▶ [Exercise description]: Each line below that contains "testingtestingtesting" should be counted. Give only the total.

▶ [Data records for software interfaces]:
__________________________________________________
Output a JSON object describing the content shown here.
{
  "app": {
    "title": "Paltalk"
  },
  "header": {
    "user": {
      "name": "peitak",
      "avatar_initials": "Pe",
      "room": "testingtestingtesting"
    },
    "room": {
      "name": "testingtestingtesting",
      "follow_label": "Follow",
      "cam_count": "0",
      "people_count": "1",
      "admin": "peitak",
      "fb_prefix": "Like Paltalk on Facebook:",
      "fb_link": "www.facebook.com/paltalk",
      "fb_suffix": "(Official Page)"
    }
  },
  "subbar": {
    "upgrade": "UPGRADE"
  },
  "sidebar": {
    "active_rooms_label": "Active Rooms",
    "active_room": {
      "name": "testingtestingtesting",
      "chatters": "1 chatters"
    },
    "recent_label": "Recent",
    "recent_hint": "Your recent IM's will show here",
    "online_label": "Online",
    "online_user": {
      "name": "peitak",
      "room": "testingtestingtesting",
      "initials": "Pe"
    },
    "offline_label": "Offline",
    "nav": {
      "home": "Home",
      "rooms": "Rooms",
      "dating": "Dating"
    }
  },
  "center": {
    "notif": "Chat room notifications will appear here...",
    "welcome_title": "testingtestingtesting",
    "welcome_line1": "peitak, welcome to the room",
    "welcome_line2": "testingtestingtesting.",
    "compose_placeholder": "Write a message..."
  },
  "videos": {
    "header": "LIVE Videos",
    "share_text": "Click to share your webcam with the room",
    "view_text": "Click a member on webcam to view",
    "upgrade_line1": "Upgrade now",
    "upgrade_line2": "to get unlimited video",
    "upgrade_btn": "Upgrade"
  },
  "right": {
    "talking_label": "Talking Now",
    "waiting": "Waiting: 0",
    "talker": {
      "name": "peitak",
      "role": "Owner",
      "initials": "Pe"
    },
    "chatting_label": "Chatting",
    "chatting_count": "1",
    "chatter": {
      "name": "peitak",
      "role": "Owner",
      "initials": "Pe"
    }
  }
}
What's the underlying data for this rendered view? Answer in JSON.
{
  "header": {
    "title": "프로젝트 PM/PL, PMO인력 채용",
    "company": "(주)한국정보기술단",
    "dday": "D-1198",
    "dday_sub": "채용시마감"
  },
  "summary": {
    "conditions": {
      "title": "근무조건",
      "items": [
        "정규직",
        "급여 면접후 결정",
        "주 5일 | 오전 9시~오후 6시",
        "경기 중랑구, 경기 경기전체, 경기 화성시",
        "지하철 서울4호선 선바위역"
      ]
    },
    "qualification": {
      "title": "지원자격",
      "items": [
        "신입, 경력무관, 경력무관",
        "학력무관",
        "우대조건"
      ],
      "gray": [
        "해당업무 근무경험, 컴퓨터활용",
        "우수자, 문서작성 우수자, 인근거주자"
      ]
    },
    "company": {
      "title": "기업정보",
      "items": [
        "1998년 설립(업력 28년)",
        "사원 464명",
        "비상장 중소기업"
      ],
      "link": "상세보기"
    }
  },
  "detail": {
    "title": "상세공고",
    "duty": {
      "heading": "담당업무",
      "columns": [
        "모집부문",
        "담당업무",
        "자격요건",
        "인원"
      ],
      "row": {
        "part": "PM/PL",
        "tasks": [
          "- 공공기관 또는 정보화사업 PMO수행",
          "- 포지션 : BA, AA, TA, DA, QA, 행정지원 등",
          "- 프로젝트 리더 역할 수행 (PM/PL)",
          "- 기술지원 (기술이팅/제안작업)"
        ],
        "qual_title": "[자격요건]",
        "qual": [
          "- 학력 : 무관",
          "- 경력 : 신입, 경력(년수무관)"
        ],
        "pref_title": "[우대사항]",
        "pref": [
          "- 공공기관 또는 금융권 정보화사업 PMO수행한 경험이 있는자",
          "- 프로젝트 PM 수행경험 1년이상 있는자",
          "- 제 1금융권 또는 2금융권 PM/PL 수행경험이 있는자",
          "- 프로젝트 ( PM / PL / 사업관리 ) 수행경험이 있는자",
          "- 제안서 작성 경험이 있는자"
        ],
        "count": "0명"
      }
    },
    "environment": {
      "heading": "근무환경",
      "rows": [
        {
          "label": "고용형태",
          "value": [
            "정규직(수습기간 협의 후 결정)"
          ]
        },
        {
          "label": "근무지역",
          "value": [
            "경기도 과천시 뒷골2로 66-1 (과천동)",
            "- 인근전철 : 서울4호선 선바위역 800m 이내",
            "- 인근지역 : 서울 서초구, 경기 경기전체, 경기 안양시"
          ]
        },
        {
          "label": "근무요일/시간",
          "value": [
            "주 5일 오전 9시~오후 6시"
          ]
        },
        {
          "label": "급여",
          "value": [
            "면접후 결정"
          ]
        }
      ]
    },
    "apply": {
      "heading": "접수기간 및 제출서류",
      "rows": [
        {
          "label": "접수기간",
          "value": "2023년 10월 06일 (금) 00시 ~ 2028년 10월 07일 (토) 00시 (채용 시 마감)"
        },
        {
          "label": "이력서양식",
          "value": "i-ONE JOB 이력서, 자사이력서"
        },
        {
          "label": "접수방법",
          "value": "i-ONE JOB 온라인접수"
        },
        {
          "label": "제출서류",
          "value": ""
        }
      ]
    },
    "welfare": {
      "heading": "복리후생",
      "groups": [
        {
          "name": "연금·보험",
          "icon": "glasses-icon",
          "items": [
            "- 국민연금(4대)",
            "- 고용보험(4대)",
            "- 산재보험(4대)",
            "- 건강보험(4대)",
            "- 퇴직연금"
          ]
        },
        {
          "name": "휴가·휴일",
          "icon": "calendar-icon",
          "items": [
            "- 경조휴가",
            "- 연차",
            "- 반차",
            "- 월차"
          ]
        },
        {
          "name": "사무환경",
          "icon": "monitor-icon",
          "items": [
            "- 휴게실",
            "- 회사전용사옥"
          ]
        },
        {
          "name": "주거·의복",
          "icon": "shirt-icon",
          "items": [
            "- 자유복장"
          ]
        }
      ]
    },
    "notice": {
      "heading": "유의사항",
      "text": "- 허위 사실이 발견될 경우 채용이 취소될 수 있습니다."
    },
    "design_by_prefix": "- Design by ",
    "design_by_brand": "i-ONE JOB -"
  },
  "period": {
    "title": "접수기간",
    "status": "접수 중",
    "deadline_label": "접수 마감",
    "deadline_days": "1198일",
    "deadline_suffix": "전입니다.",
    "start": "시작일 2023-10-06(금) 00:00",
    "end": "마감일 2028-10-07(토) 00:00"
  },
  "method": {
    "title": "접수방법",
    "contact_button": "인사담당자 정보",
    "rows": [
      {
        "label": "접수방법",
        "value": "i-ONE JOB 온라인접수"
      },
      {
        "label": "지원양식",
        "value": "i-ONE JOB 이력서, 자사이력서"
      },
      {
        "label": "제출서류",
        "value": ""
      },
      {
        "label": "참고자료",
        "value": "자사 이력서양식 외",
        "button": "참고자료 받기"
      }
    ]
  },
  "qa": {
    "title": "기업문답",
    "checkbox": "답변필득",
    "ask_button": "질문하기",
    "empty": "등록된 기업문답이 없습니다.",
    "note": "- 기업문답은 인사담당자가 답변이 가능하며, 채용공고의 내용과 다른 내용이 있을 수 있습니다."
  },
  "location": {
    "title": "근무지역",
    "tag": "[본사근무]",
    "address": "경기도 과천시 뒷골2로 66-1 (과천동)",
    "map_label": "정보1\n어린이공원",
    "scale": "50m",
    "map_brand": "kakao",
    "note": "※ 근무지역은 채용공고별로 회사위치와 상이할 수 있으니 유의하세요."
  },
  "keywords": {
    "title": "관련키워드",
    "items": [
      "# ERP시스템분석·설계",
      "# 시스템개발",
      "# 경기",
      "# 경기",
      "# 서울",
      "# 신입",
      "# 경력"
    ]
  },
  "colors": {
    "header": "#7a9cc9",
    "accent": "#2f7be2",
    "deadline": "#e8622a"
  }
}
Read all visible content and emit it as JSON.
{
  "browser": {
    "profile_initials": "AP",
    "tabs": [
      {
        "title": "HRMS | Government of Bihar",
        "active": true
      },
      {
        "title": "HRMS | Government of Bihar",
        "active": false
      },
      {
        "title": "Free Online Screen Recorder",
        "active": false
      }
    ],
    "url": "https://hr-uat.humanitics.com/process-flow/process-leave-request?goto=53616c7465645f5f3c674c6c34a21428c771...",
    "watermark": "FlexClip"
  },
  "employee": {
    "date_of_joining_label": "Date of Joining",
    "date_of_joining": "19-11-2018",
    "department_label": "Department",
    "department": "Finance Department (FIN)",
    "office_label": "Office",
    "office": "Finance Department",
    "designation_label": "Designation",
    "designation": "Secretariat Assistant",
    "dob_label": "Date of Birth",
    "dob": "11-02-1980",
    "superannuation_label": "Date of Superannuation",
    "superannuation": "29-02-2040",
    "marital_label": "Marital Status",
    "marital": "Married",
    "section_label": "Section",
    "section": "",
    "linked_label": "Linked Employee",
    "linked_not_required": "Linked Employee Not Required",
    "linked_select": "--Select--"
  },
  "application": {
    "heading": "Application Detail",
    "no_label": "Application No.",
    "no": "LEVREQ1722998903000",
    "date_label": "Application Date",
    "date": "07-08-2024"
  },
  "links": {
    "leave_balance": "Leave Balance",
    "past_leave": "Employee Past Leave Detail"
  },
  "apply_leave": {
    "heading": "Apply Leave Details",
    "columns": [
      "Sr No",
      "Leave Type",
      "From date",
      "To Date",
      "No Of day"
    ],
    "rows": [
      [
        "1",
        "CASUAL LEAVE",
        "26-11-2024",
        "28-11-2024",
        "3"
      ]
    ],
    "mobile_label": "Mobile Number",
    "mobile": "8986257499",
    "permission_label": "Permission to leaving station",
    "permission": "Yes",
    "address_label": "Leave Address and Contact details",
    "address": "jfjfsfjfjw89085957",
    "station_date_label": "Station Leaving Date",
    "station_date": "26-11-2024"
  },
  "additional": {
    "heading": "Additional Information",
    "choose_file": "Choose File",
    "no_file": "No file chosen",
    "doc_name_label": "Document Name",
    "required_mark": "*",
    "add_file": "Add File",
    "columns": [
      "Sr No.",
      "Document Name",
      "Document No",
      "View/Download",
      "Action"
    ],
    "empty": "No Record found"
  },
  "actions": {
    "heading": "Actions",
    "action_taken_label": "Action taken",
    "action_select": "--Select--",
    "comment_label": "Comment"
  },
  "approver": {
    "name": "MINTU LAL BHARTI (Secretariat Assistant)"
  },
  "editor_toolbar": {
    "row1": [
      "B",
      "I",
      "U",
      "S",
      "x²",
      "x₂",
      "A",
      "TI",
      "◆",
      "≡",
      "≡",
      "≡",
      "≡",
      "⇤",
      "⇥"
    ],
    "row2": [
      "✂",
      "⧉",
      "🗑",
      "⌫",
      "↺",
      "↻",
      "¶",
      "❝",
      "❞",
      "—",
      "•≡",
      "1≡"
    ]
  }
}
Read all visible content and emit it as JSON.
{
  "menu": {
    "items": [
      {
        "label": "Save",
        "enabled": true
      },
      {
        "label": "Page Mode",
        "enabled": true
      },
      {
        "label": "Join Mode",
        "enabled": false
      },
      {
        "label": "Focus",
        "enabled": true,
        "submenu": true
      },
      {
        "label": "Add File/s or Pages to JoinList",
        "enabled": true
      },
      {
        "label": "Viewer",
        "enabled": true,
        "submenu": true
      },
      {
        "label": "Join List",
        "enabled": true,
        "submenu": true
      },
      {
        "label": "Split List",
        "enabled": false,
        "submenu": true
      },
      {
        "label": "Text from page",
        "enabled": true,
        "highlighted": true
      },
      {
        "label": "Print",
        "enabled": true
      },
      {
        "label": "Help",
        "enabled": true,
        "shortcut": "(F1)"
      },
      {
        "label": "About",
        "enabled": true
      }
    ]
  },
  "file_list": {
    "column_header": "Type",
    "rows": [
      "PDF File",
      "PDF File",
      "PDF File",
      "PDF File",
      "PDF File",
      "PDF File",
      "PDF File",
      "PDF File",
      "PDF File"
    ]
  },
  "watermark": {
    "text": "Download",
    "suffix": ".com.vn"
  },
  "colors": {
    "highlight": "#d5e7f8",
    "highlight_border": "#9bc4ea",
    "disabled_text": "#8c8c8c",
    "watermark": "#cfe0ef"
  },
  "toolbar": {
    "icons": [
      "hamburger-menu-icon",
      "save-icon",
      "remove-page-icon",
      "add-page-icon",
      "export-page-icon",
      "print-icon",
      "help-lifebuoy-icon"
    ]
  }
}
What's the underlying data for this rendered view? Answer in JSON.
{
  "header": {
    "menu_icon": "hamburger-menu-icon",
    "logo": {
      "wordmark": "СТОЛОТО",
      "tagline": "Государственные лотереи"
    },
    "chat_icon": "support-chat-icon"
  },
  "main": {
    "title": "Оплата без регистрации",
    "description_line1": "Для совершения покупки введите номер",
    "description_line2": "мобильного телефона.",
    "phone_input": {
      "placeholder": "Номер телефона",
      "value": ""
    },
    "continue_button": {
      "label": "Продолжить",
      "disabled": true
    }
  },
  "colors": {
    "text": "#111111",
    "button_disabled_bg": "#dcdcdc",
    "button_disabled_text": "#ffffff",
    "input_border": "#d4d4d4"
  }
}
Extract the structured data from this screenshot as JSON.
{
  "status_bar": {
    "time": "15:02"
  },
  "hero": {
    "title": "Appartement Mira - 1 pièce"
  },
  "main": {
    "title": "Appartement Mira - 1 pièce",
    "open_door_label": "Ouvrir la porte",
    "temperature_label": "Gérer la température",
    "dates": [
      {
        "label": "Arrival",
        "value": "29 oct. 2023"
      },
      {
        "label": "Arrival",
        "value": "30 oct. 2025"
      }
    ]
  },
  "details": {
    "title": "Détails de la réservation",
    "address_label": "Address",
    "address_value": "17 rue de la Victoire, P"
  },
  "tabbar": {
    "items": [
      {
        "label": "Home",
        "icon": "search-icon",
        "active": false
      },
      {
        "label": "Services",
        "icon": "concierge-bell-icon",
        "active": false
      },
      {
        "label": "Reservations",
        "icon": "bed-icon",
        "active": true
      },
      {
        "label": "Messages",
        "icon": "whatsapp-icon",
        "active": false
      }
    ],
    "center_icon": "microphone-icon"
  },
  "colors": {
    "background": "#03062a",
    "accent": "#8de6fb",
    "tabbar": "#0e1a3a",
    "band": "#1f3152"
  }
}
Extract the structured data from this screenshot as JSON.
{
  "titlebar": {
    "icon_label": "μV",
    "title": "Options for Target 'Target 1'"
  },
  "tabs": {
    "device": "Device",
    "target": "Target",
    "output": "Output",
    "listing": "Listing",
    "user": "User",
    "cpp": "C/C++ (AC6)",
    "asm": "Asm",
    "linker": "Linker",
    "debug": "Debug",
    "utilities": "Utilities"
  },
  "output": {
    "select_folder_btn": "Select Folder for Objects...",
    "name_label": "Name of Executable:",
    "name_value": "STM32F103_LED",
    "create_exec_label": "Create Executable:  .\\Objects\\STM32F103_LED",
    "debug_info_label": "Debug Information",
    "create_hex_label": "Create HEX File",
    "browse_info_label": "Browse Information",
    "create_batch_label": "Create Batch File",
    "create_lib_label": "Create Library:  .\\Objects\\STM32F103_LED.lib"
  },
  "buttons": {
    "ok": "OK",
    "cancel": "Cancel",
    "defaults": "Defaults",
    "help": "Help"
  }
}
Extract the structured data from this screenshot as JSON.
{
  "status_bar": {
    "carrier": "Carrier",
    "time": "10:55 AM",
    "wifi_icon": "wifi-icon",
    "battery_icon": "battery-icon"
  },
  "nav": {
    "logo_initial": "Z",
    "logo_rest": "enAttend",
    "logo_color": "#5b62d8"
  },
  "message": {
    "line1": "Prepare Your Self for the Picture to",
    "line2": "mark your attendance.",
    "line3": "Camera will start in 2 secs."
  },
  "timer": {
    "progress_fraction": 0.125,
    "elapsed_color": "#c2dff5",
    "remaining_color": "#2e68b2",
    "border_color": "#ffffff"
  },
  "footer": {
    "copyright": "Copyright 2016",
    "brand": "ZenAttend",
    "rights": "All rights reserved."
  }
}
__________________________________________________
▶ [Task solution]: 6